=== Task details ===
Within this material, find every line where the string "Change" appears, and copy it out.

=== Data supplied ===
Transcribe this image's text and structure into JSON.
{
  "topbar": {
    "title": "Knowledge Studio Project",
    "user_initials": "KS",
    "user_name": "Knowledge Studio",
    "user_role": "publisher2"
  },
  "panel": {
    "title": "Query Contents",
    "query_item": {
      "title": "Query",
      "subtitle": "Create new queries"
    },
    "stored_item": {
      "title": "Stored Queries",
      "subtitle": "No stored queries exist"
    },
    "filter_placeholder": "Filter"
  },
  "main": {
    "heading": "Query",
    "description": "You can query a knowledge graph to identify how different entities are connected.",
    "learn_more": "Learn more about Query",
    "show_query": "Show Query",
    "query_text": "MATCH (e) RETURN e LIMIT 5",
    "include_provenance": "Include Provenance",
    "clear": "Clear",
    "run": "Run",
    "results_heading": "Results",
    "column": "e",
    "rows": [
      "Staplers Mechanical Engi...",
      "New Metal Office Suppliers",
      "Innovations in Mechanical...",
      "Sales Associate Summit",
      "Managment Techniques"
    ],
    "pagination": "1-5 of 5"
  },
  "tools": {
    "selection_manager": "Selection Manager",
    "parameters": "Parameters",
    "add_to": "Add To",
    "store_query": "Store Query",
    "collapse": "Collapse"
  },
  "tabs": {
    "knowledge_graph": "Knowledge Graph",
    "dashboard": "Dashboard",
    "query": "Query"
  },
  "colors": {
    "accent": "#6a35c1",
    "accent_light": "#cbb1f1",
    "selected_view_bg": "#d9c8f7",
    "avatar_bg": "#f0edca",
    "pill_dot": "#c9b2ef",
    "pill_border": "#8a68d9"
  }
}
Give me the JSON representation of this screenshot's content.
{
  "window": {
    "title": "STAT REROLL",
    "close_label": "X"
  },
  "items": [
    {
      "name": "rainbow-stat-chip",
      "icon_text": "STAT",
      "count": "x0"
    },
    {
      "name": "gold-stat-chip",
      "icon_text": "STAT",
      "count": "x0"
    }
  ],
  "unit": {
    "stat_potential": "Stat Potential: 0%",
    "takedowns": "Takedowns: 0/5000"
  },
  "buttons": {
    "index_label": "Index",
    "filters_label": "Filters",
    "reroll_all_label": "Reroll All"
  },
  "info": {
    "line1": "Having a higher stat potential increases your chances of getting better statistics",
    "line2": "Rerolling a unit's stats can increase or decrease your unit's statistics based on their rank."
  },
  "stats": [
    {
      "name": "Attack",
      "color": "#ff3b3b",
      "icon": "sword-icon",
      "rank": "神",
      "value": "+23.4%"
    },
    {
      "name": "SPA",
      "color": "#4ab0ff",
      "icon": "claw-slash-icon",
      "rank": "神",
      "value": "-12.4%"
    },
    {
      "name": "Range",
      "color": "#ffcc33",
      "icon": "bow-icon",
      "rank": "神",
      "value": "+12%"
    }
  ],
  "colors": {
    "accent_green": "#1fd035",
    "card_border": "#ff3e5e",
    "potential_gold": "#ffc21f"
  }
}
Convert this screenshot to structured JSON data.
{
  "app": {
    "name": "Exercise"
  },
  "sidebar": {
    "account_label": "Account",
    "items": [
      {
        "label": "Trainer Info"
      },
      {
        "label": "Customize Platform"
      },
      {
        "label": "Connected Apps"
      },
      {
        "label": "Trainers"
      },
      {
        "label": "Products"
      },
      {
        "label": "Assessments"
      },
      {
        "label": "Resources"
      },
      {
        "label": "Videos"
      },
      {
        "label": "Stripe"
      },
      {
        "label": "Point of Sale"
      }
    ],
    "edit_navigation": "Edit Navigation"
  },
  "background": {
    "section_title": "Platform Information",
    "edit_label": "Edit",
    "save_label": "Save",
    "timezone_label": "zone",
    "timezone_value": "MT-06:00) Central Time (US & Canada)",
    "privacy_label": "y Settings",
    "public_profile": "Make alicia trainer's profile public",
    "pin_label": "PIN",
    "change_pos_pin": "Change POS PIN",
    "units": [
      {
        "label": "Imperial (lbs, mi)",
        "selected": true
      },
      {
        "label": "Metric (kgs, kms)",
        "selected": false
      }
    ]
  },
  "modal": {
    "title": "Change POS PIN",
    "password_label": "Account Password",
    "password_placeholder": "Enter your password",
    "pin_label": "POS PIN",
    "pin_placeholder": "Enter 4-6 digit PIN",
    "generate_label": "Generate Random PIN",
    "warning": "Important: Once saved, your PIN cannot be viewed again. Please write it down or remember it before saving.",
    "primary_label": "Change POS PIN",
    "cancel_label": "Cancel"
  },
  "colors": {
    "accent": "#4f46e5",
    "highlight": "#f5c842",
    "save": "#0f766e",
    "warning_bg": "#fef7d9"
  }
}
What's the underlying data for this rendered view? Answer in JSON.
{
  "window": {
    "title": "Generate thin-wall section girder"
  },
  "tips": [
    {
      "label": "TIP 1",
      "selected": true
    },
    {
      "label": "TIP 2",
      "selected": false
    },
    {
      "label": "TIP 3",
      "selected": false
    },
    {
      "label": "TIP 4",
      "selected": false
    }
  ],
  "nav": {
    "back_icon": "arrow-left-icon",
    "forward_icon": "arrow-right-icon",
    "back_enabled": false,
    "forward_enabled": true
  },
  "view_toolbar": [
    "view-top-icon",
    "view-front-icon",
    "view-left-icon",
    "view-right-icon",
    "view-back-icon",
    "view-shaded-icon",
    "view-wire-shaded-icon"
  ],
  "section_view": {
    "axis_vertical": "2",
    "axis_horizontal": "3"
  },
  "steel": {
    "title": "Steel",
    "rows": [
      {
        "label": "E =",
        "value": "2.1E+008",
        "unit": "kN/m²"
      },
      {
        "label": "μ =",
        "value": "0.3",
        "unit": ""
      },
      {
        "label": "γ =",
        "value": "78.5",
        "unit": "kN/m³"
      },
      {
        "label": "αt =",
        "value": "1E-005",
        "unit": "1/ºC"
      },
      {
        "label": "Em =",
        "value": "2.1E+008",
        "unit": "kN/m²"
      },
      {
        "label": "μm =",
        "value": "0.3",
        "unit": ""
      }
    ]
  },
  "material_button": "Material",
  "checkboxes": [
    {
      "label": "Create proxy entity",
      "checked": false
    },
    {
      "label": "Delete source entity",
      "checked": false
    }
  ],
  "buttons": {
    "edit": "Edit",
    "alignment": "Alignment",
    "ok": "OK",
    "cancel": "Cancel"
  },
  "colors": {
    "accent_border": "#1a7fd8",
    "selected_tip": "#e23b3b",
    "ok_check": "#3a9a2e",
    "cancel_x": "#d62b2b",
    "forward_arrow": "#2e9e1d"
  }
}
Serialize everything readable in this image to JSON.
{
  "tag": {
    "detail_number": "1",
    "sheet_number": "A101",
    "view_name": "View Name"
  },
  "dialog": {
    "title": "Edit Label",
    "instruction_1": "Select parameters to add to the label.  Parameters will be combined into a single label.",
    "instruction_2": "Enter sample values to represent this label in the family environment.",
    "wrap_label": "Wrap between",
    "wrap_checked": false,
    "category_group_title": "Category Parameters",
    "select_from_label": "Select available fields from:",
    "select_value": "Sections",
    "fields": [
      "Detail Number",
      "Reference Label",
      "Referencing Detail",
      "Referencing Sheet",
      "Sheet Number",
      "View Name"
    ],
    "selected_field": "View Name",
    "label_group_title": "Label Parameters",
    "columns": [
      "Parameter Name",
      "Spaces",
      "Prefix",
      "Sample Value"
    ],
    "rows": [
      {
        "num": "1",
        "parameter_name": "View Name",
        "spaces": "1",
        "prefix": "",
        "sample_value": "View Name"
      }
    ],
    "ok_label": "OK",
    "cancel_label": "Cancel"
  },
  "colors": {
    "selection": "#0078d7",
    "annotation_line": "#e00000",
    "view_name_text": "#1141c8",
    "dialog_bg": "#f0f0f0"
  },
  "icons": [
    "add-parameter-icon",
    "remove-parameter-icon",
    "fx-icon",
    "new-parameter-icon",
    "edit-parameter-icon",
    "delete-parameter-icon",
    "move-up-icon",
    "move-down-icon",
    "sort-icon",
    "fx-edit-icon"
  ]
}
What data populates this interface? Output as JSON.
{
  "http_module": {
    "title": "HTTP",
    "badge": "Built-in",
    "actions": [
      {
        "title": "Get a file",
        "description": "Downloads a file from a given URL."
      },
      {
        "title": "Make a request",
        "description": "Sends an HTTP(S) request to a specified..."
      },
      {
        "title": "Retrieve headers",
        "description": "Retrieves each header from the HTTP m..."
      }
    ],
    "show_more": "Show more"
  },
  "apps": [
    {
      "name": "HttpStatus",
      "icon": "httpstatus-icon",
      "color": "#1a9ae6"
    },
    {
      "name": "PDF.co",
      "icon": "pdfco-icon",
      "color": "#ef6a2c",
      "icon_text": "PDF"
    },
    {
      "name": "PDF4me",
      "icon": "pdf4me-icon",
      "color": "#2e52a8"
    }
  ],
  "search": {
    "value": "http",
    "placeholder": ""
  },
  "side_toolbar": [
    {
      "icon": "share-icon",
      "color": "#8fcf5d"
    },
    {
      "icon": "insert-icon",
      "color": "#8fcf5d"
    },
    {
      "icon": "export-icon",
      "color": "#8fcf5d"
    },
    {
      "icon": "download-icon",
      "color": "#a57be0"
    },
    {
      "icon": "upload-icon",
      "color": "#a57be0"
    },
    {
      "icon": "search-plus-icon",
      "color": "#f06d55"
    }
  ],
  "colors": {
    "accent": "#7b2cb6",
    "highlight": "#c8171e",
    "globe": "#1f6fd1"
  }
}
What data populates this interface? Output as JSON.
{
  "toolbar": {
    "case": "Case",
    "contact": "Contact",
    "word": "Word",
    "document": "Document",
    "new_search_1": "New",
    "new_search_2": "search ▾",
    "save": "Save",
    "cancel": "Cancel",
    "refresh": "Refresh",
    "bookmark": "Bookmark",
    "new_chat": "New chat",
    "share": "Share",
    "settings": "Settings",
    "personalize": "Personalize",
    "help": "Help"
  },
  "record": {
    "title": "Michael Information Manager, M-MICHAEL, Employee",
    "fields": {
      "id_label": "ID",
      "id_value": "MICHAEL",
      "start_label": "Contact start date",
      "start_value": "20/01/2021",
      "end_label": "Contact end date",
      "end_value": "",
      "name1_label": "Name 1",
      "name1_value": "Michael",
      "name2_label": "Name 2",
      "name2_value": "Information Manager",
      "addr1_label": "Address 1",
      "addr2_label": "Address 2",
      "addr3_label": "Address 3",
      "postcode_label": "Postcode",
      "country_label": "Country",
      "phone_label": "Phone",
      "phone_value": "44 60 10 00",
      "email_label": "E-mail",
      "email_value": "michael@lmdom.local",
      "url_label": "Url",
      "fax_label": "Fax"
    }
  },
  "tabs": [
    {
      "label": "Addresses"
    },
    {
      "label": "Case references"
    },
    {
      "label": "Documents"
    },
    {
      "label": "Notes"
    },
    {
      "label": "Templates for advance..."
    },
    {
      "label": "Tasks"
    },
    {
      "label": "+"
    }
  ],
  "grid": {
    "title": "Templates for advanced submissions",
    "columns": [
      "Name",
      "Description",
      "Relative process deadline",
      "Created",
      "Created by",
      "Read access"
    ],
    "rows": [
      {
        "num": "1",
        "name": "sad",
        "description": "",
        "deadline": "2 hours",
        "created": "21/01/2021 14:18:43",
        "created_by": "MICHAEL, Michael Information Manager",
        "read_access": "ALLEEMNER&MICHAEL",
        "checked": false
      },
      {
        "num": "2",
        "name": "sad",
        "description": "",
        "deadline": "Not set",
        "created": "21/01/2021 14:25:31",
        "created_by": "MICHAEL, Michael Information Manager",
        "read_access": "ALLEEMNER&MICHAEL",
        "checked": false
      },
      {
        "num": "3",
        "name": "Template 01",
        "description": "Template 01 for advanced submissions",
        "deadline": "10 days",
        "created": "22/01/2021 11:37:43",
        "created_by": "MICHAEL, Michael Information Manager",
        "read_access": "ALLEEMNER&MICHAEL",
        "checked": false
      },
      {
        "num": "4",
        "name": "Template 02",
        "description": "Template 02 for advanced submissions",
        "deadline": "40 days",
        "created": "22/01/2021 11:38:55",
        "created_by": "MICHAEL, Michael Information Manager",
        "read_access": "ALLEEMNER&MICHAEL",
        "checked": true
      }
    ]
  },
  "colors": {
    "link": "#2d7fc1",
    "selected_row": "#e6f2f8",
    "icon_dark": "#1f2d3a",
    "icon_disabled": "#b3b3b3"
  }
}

=== Solution to the problem ===
    "change_pos_pin": "Change POS PIN",
    "title": "Change POS PIN",
    "primary_label": "Change POS PIN",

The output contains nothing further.